Archive for May, 2020

May 29, 2020

Evans’ Paper Accepted for Stanford/Harvard/Yale Junior Faculty Forum

Professor Sheldon Evans‘ paper, Categorical Nonuniformity, has been accepted for presentation at the Stanford/Harvard/Yale Junior Faculty Forum this year.  The Forum, which will take place virtually, will occur over the summer.  Categorical Nonuniformity is forthcoming in the Columbia Law Review.


Here is the abstract:

The categorical approach, which is a method federal courts use to ‘categorize’ which state law criminal convictions can trigger federal sanctions, is one of the most impactful yet misunderstood legal doctrines in criminal and immigration law. For thousands of criminal offenders, the categorical approach determines whether a previous state law conviction—as defined by the legal elements of the crime—sufficiently matches the elements of the federal crime counterpart that justifies imposing harsh federal sentencing enhancements or even deportation for noncitizens. One of the normative goals courts have invoked to uphold this elements-based categorical approach is that it produces nationwide uniformity. Ironically, however, the categorical approach produces the opposite. By examining the categorical approach in the criminal sentencing and immigration contexts, this Article shows that relying on state criminal elements has produced nonuniformity due to the variations of state law.

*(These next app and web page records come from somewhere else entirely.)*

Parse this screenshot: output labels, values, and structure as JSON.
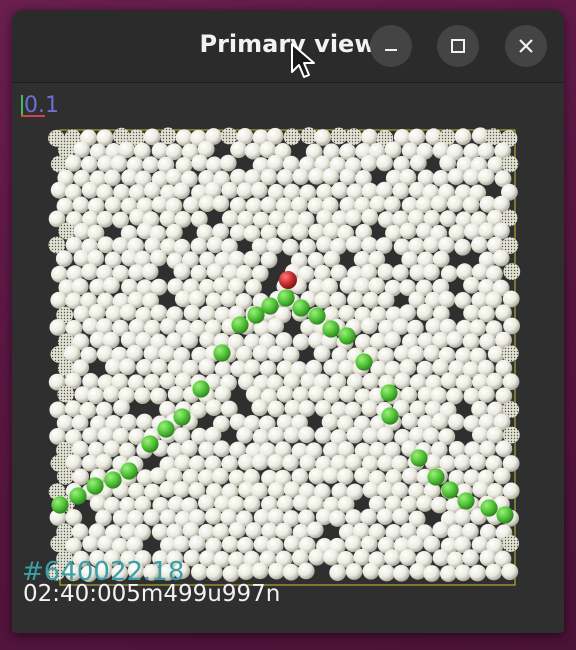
{
  "window": {
    "title": "Primary view",
    "controls": [
      "minimize-icon",
      "maximize-icon",
      "close-icon"
    ]
  },
  "viewport": {
    "scale_label": "0.1",
    "frame_id": "#640022.18",
    "timestamp": "02:40:005m499u997n",
    "colors": {
      "background": "#2f2f2f",
      "particle": "#f4f4ec",
      "boundary_particle": "#d8d8c8",
      "path_particle": "#4fc236",
      "selected_particle": "#c62c2c",
      "box_outline": "#c8c23a",
      "frame_id_text": "#3c9fa6",
      "scale_text": "#6b6fd6"
    }
  }
}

This Article examines and proposes remedies for the categorical approach’s nonuniformity problem. Although the Supreme Court has itself attempted to resolve this problem by deciding nearly twenty cases in the past twelve years with even more cases on its current docket, nonuniformity prevails. And while scholars are increasingly weighing in, this Article contributes to the literature by applying different theories of uniformity that juxtaposes the ideals of nationwide uniformity with the potential benefits of nonuniformity. This novel analysis supports at least two paths forward. First, if uniformity is to be prioritized, the elements-based categorical approach must be fundamentally redesigned to properly accomplish this goal. But given the difficulty of achieving genuine nationwide uniformity, keeping the elements-based categorical approach may be justified, albeit under a different theoretical framework that acknowledges the benefits of nonuniformity among states within a federal system of government.

May 29, 2020

Forbes Publishes Article About Sovern’s Stimulus Proposal

Forbes has published an article, Stimulus Proposal: $10,000 In Credit Card Interest Relief During Coronavirus Pandemic, about suggested legislation that Professor Jeff Sovern proposed along with Hofstra Law School professor Norman I. Silber to assist consumers during the pandemic. As stated in Forbes, the proposal would:


Jeff Sovern

  • Allow banks to charge the government directly for 70 percent of interest charges on consumer credit cards; with the remaining 30 percent being charged to consumers, who could defer their portion until after the crisis is over;
  • Cap the interest rates on credit card charges that are being subsidized by the government;
  • Cap the benefit for each consumer at a certain amount – Silber and Sovern suggest $10,000;
  • Condition payment by the government on banks agreeing to defer monthly credit card payments due from consumer cardholders for the length of the coronavirus catastrophe and forgiving prior minimum payment defaults;
  • Provide for lenient consumer repayment terms thereafter; and
  • Prohibit lenders who participate in the program from increasing interest rates, reducing consumer borrowing limits, or raising interest rates after the pandemic is over on charges that were incurred during the crisis.

In addition, Marketwatch quoted Professor Sovern in What we are confronting now is really unprecedented.’ Coronavirus-related lawsuits are about to flood the courts:

Consumer cases may turn on the fine print in a company’s terms of service, said Jeff Sovern, who teaches consumer protection law at St. John’s University School of Law.

Some businesses may have put language in their contract to guard against refunds during a pandemic, and customers — who rarely read the terms and conditions anyway — may not have noticed it, he said.

* * *

In all consumer cases, businesses face a court of law, but also the court of popular opinion, Sovern noted.

A business that denies a refund might lose a customer for the rest of the customer’s life. Not to mention the customer’s family, friends, and in these days of social media, perhaps a lot of other folks too.” A similar dynamic could be at play for schools, he added. “Colleges, for example, want graduates to contribute and so might want to give a refund on the theory that denying the refund would be penny wise and pound foolish.”

%d bloggers like this: